Is it easier as an artist working with a collaborator? Do you challenge each other or is quite symbiotic?

Lee: I think that since we’ve known each other we have constantly challenged each other as individual artists. Catherine has questioned me on the rigour of my work conceptually and I have challenged her work aesthetically. As collaborators we’ve pushed each other to very knew places and I think we are both more ambitious together. Let’s just say art discussions can get pretty heated!

Catherine, how does the work tell your mothers story?

Catherine: My professional career enabled me to support my mother, and every year I paid for her to go on pilgrimage to Mecca. Artistically this show centres around my mother, her untimely and unexpected death, and the frustration of not being able to go to her grave. As non Muslims are not allowed in Mecca, all I have are some co-ordinates of the grave on a scrap of paper.

This new work, with Lee, is an installation in a skip. The work uses the skip as a marker, casting a shadow over hundreds of spindles, marking both the shadow of my mother’s death, and referencing unmarked graves. The spindles are no more than 19cm high, taking reference from the Islamic tradition of graves being no more than a hand’s height.

Lee, talk us through the creation of the environment - or the soundscape in this instance. What’s the process for you, and what’s the motivation for you in this element?

Lee: The artwork is so strongly focused on Catherine’s mum’s death and her response, that it was a challenge for me to find my voice within that narrative. But, there are so many similarities in our upbringing and lives that, while Catherine’s story is told outside the skip, I wanted to speak about my experience from inside the skip.

Both our mothers are/were Muslim and my father was also from a working class background, this coincidence is unusual in itself but there are other (difficult) aspects to our upbringings that correlate and so I think it is possible for us to both see the world from a similar vantage point. This viewpoint came more focused when Aliya died because not only have we gone through the experience together, but my mum stepped in as a surrogate Grandmother (in the UK) for Catherine’s son Loris and they have really bonded.

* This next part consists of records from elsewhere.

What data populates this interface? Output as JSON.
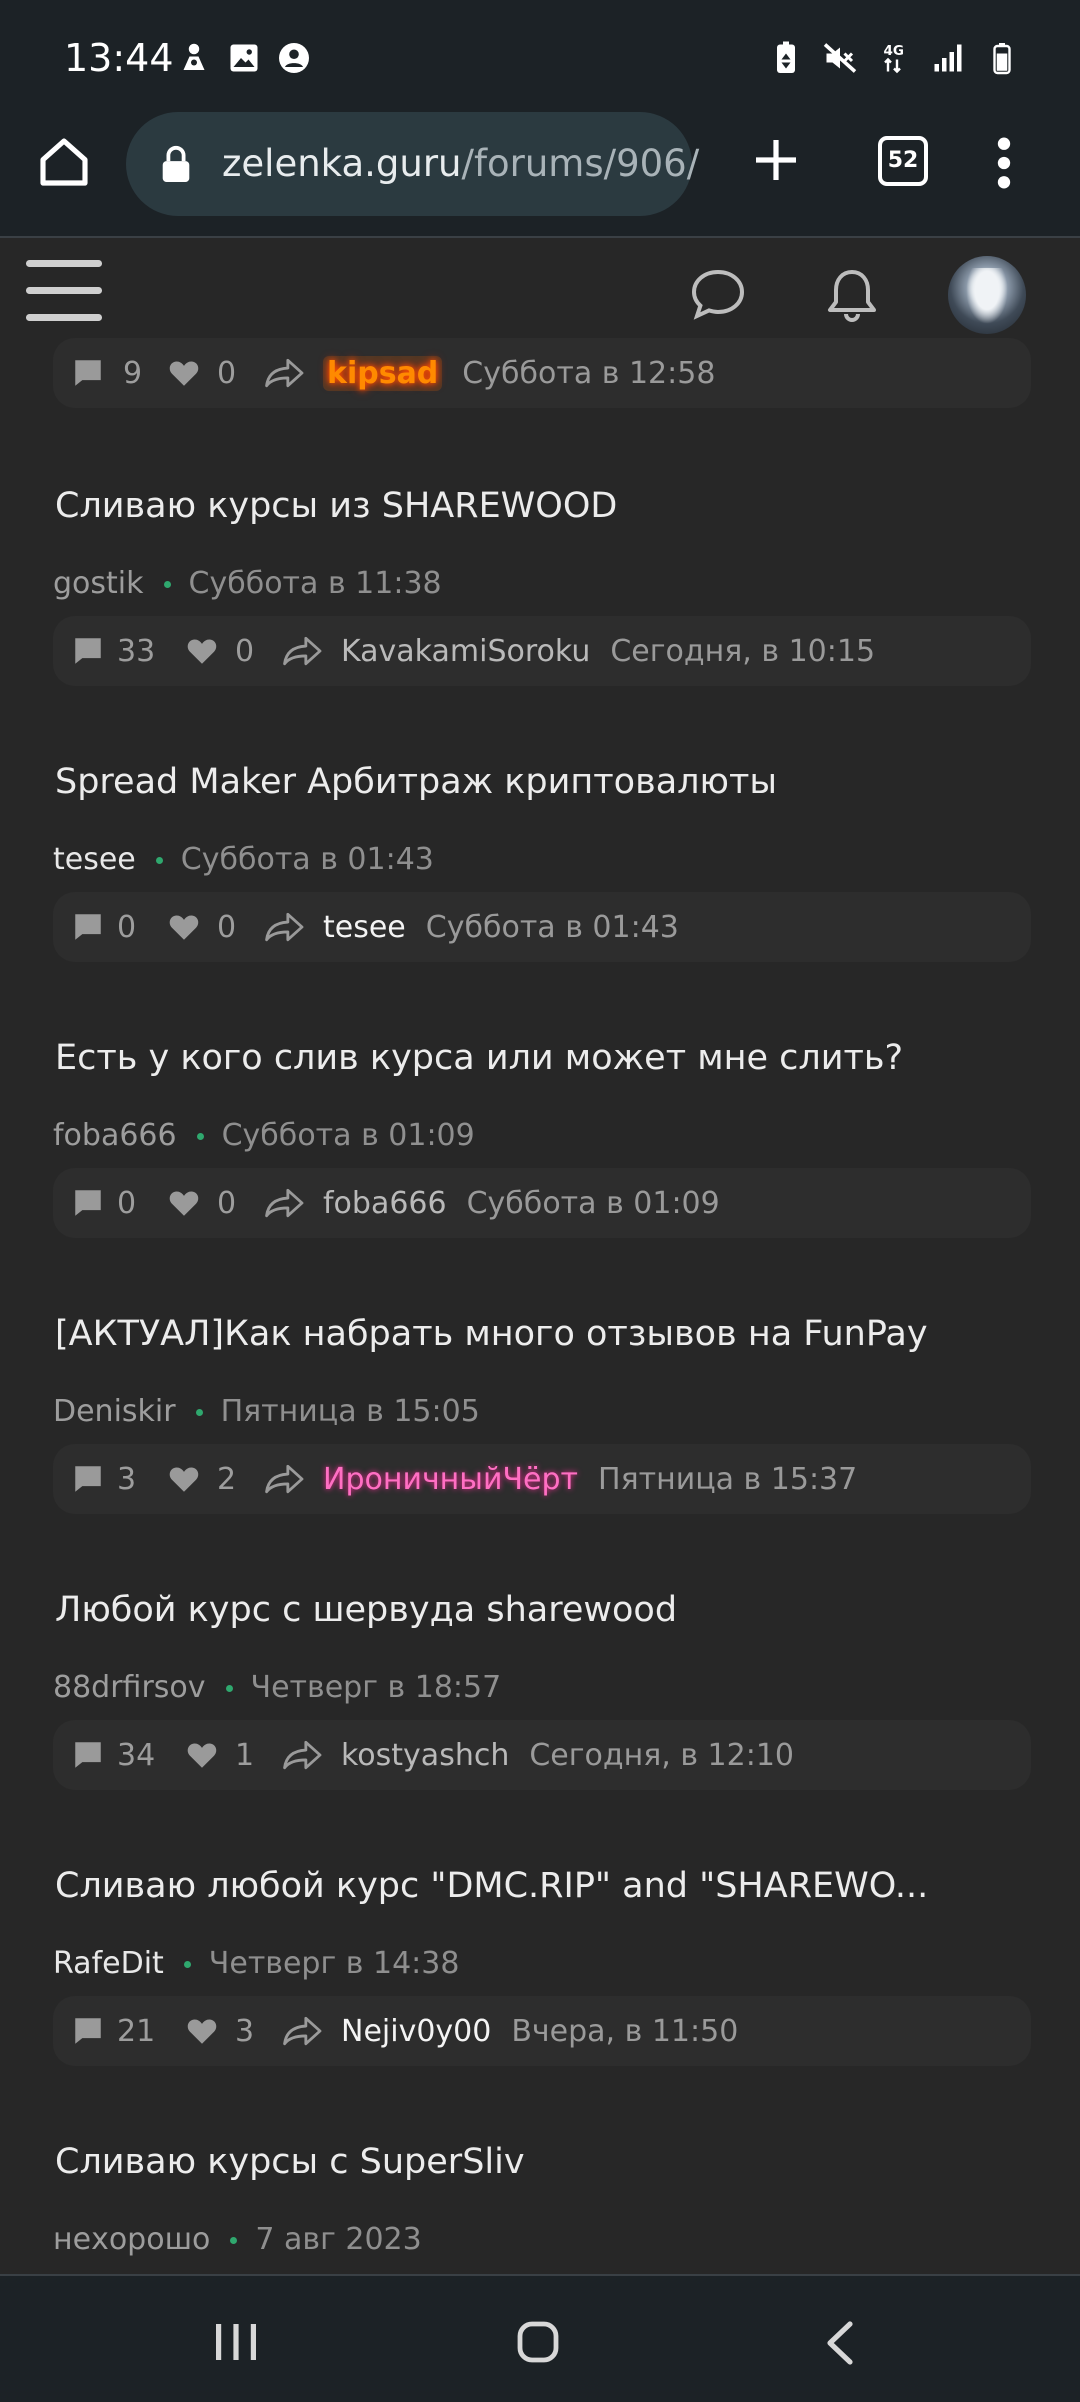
{
  "status_bar": {
    "time": "13:44",
    "left_icons": [
      "notification-icon",
      "image-icon",
      "account-icon"
    ],
    "right_icons": [
      "recycle-battery-icon",
      "mute-icon",
      "network-4g-icon",
      "signal-icon",
      "battery-icon"
    ],
    "network_label": "4G"
  },
  "browser": {
    "url_host": "zelenka.guru",
    "url_path": "/forums/906/",
    "tab_count": "52"
  },
  "threads": [
    {
      "title": "",
      "author": "",
      "date": "",
      "replies": "9",
      "likes": "0",
      "last_user": "kipsad",
      "last_user_style": "orange",
      "last_date": "Суббота в 12:58"
    },
    {
      "title": "Сливаю курсы из SHAREWOOD",
      "author": "gostik",
      "author_style": "grey",
      "date": "Суббота в 11:38",
      "replies": "33",
      "likes": "0",
      "last_user": "KavakamiSoroku",
      "last_user_style": "grey",
      "last_date": "Сегодня, в 10:15"
    },
    {
      "title": "Spread Maker Арбитраж криптовалюты",
      "author": "tesee",
      "author_style": "white",
      "date": "Суббота в 01:43",
      "replies": "0",
      "likes": "0",
      "last_user": "tesee",
      "last_user_style": "white",
      "last_date": "Суббота в 01:43"
    },
    {
      "title": "Есть у кого слив курса или может мне слить?",
      "author": "foba666",
      "author_style": "grey",
      "date": "Суббота в 01:09",
      "replies": "0",
      "likes": "0",
      "last_user": "foba666",
      "last_user_style": "grey",
      "last_date": "Суббота в 01:09"
    },
    {
      "title": "[АКТУАЛ]Как набрать много отзывов на FunPay",
      "author": "Deniskir",
      "author_style": "grey",
      "date": "Пятница в 15:05",
      "replies": "3",
      "likes": "2",
      "last_user": "ИроничныйЧёрт",
      "last_user_style": "pink",
      "last_date": "Пятница в 15:37"
    },
    {
      "title": "Любой курс с шервуда sharewood",
      "author": "88drfirsov",
      "author_style": "grey",
      "date": "Четверг в 18:57",
      "replies": "34",
      "likes": "1",
      "last_user": "kostyashch",
      "last_user_style": "grey",
      "last_date": "Сегодня, в 12:10"
    },
    {
      "title": "Сливаю любой курс \"DMC.RIP\" and \"SHAREWO...",
      "author": "RafeDit",
      "author_style": "white",
      "date": "Четверг в 14:38",
      "replies": "21",
      "likes": "3",
      "last_user": "Nejiv0y00",
      "last_user_style": "white",
      "last_date": "Вчера, в 11:50"
    },
    {
      "title": "Сливаю курсы с SuperSliv",
      "author": "нехорошо",
      "author_style": "grey",
      "date": "7 авг 2023",
      "replies": "",
      "likes": "",
      "last_user": "",
      "last_user_style": "grey",
      "last_date": ""
    }
  ],
  "colors": {
    "background": "#272727",
    "chrome": "#1c2226",
    "url_bar": "#2b3a40",
    "stats_bar": "#2d2d2d",
    "online_dot": "#2fa86e",
    "highlight_orange": "#ff8a00",
    "highlight_pink": "#ff6fc3"
  }
}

Even though the skip interior remains dark, raw and harsh I wanted to generate a feeling of positivity, renewal and rebirth through an abstract performance and soundscape. I have been a composer for moving image for about 20 years now, but I have never felt the urge to use music in my art until now. I think it will help the audience immerse themselves in the claustrophobic atmosphere of the skip and the contrast will emphasise the pathos of the narrative. Even though Aliya’s death was tragic, and we wish she was still with us, the experience has created positivity and has actually brought me and Catherine closer to my own family.

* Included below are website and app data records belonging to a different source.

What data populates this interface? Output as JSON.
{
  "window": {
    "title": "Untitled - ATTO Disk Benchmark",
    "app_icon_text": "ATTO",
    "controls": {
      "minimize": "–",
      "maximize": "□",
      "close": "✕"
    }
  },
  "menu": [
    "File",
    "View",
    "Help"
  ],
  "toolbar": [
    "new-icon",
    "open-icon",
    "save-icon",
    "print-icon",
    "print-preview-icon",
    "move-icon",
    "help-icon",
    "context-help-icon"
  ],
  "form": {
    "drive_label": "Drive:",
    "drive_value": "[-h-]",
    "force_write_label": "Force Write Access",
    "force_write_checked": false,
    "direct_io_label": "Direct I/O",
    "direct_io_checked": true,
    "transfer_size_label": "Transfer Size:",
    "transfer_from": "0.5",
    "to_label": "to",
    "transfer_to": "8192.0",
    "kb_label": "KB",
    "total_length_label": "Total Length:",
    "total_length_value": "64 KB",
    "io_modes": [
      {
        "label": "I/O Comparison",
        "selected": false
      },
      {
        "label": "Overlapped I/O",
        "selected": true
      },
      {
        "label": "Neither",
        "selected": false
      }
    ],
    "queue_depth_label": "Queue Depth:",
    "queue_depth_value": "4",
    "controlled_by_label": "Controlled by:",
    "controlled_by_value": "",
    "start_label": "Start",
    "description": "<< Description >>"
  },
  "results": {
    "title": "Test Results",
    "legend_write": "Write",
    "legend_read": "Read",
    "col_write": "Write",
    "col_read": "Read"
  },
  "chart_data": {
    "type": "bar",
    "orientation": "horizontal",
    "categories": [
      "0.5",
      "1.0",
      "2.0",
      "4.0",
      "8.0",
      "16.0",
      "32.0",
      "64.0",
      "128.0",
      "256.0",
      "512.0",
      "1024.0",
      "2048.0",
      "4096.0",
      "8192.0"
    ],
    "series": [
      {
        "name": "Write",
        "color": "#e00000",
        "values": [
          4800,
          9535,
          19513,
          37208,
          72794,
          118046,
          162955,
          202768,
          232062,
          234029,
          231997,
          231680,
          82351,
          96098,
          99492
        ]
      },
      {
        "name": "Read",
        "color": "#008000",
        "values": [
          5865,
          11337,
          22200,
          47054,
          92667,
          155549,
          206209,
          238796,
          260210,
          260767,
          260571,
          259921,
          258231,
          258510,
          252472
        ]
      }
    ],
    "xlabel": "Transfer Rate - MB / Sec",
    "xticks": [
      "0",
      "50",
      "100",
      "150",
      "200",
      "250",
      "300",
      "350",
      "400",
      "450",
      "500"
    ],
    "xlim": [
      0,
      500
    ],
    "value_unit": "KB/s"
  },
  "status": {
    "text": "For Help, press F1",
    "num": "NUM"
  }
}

Lee, It’s very far from your usual work - your Japanese inspired paintings in particular - what appeals to you about this new direction?

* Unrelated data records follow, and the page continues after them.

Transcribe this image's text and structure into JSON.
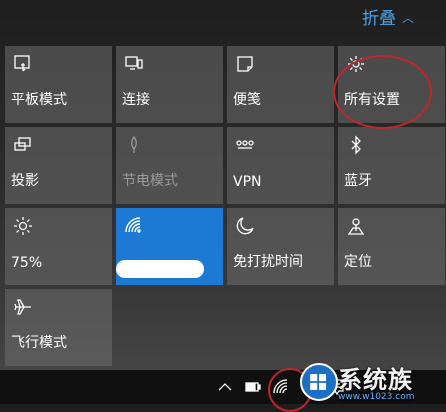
{
  "header": {
    "collapse_label": "折叠"
  },
  "tiles": [
    {
      "label": "平板模式",
      "icon": "tablet-mode-icon",
      "state": "off"
    },
    {
      "label": "连接",
      "icon": "connect-icon",
      "state": "off"
    },
    {
      "label": "便笺",
      "icon": "note-icon",
      "state": "off"
    },
    {
      "label": "所有设置",
      "icon": "gear-icon",
      "state": "off"
    },
    {
      "label": "投影",
      "icon": "project-icon",
      "state": "off"
    },
    {
      "label": "节电模式",
      "icon": "battery-saver-icon",
      "state": "disabled"
    },
    {
      "label": "VPN",
      "icon": "vpn-icon",
      "state": "off"
    },
    {
      "label": "蓝牙",
      "icon": "bluetooth-icon",
      "state": "off"
    },
    {
      "label": "75%",
      "icon": "brightness-icon",
      "state": "off"
    },
    {
      "label": "",
      "icon": "wifi-icon",
      "state": "on"
    },
    {
      "label": "免打扰时间",
      "icon": "moon-icon",
      "state": "off"
    },
    {
      "label": "定位",
      "icon": "location-icon",
      "state": "off"
    },
    {
      "label": "飞行模式",
      "icon": "airplane-icon",
      "state": "off"
    }
  ],
  "taskbar": {
    "icons": [
      "chevron-up-icon",
      "battery-icon",
      "wifi-icon",
      "volume-icon",
      "action-center-icon"
    ]
  },
  "watermark": {
    "text": "系统族",
    "url": "www.w1023.com"
  },
  "colors": {
    "accent": "#1d7ad4",
    "link": "#4aa3e8",
    "annotation": "#c0262b"
  }
}
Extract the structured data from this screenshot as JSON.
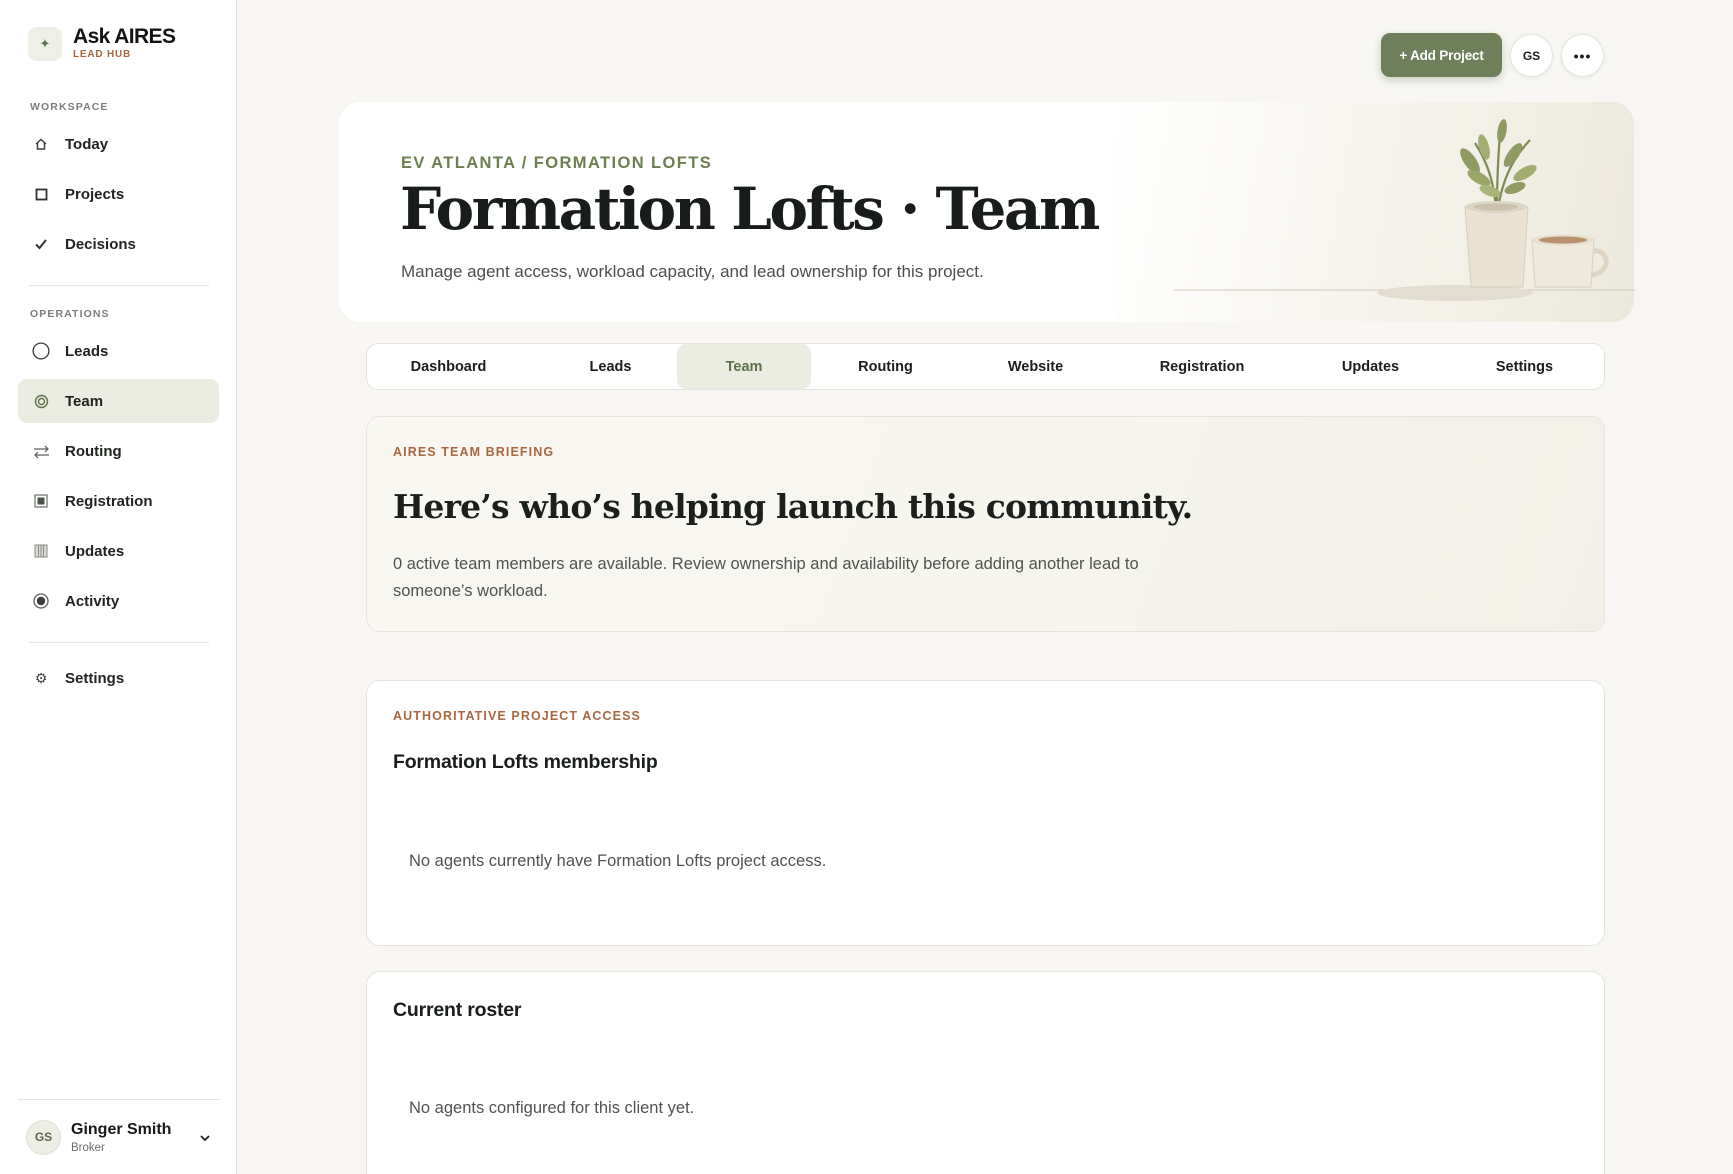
{
  "brand": {
    "mark": "✦",
    "name": "Ask AIRES",
    "subtitle": "LEAD HUB"
  },
  "sidebar": {
    "workspace_label": "WORKSPACE",
    "workspace_items": [
      {
        "label": "Today",
        "icon": "home-icon"
      },
      {
        "label": "Projects",
        "icon": "square-icon"
      },
      {
        "label": "Decisions",
        "icon": "check-icon"
      }
    ],
    "operations_label": "OPERATIONS",
    "operations_items": [
      {
        "label": "Leads",
        "icon": "circle-icon"
      },
      {
        "label": "Team",
        "icon": "target-icon",
        "active": true
      },
      {
        "label": "Routing",
        "icon": "arrows-icon"
      },
      {
        "label": "Registration",
        "icon": "filled-square-icon"
      },
      {
        "label": "Updates",
        "icon": "grid-icon"
      },
      {
        "label": "Activity",
        "icon": "radio-icon"
      }
    ],
    "settings_item": {
      "label": "Settings",
      "icon": "gear-icon"
    }
  },
  "user": {
    "initials": "GS",
    "name": "Ginger Smith",
    "role": "Broker"
  },
  "topbar": {
    "add_project_label": "+ Add Project",
    "avatar_initials": "GS",
    "more_label": "•••"
  },
  "hero": {
    "eyebrow": "EV ATLANTA / FORMATION LOFTS",
    "title": "Formation Lofts · Team",
    "subtitle": "Manage agent access, workload capacity, and lead ownership for this project."
  },
  "tabs": [
    {
      "label": "Dashboard"
    },
    {
      "label": "Leads"
    },
    {
      "label": "Team",
      "active": true
    },
    {
      "label": "Routing"
    },
    {
      "label": "Website"
    },
    {
      "label": "Registration"
    },
    {
      "label": "Updates"
    },
    {
      "label": "Settings"
    }
  ],
  "briefing": {
    "eyebrow": "AIRES TEAM BRIEFING",
    "title": "Here’s who’s helping launch this community.",
    "body": "0 active team members are available. Review ownership and availability before adding another lead to someone’s workload."
  },
  "access": {
    "eyebrow": "AUTHORITATIVE PROJECT ACCESS",
    "title": "Formation Lofts membership",
    "empty": "No agents currently have Formation Lofts project access."
  },
  "roster": {
    "title": "Current roster",
    "empty": "No agents configured for this client yet."
  },
  "colors": {
    "accent": "#6e7f59",
    "eyebrow_green": "#6d7f4f",
    "eyebrow_clay": "#a9683f",
    "active_bg": "#ebede3"
  }
}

Lee: The aspects of Japanese aesthetics that I’m most interested in are the concepts of Mono No Aware and Wabi Sabi. Mono No Aware is the pathos of things, the simultaneous happiness and sadness you might feel from a beautiful flower that you know will not last forever. Wabi Sabi is the acceptance of imperfection. With this in mind, i’m fascinated by the accidental beauty of derelict buildings, ageing concrete, junk in the street or in skips. Primarily i’m a painter, and my paintings include these elements, but I have never restricted myself to that medium if I felt that the particular exhibition warranted a new direction. I’ve created numerous installation pieces as well as performance works and in this instance I knew that a performance piece within the skip would be appropriate.

Text by Abigail Stuart-Menteth